There are many sorts of claims somebody might have in mind when they say there can’t be ethical consumption under capitalism. All commodities to be consumed in a capitalist society are produced under conditions of exploitation, even if that exploitation varies in degree. That’s because capitalism is a system in which companies, in order to make a profit, pay workers less than the value their labor produces. Because this sort of exploitation is unethical, and it is present in all production of commodities, there can be no ethical consumption under capitalism. Merely trying to buy commodities from “ethical” companies isn’t sufficient to be a good person. For example, maybe you should also volunteer, be active in political organizing and protest, etc. As a matter of empirical fact, buying only from “ethical” companies wouldn’t do much to alleviate the harms of capitalism. Very few consumers can afford to buy all of their goods from companies which are carbon neutral, worker-owned, and so on. Indeed, the only people who can afford to do that are probably people who greatly benefit from the unequal wealth distribution produced by capitalism. Even if your consumption is perfectly “ethical,” that must mean that the companies you are buying from are not exploiting their workers.

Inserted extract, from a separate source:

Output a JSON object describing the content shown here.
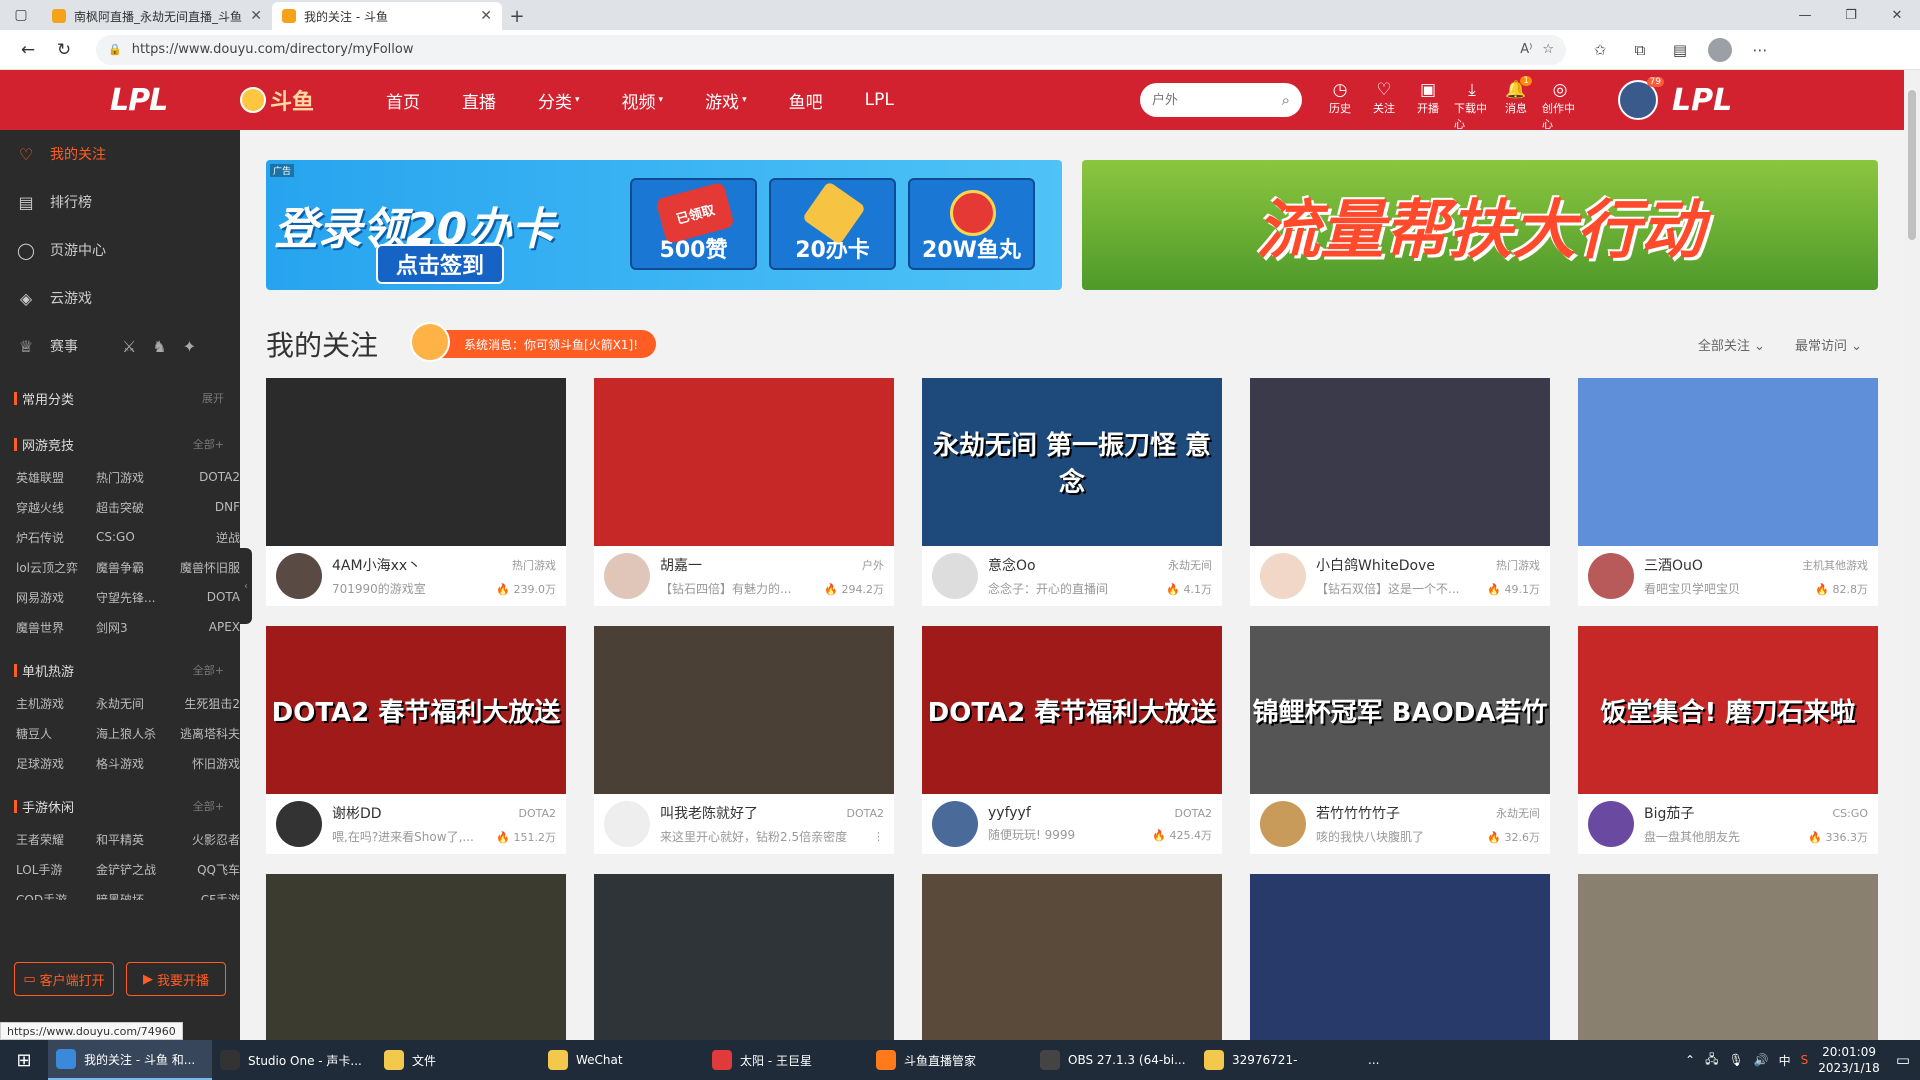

That means they’re drawing less profit from each commodity than their competitor, who is willing to exploit their workers. That means that, eventually, they’ll go out of business. So ethical consumption is impossible under capitalism, because eventually all “ethical” companies will be out-competed by “un-ethical” companies. Most broadly, the problems created by capitalism can’t be solved by more capitalism. People will also criticize the false-religious nature of purchasing absolution from the unjust system you live in. It’s a sort of fiction: you know very well that you are a participant in this immoral system, tainted by “sin,” and so you effectively purchase indulgences in order to prove (to who?) that you are actually a good person. And so you can have all the benefits of this system without having to face any of the harsh moral implications about e.g. why you can afford to buy Starbucks every day and some people could only afford a venti Frappuccino with a week’s wages.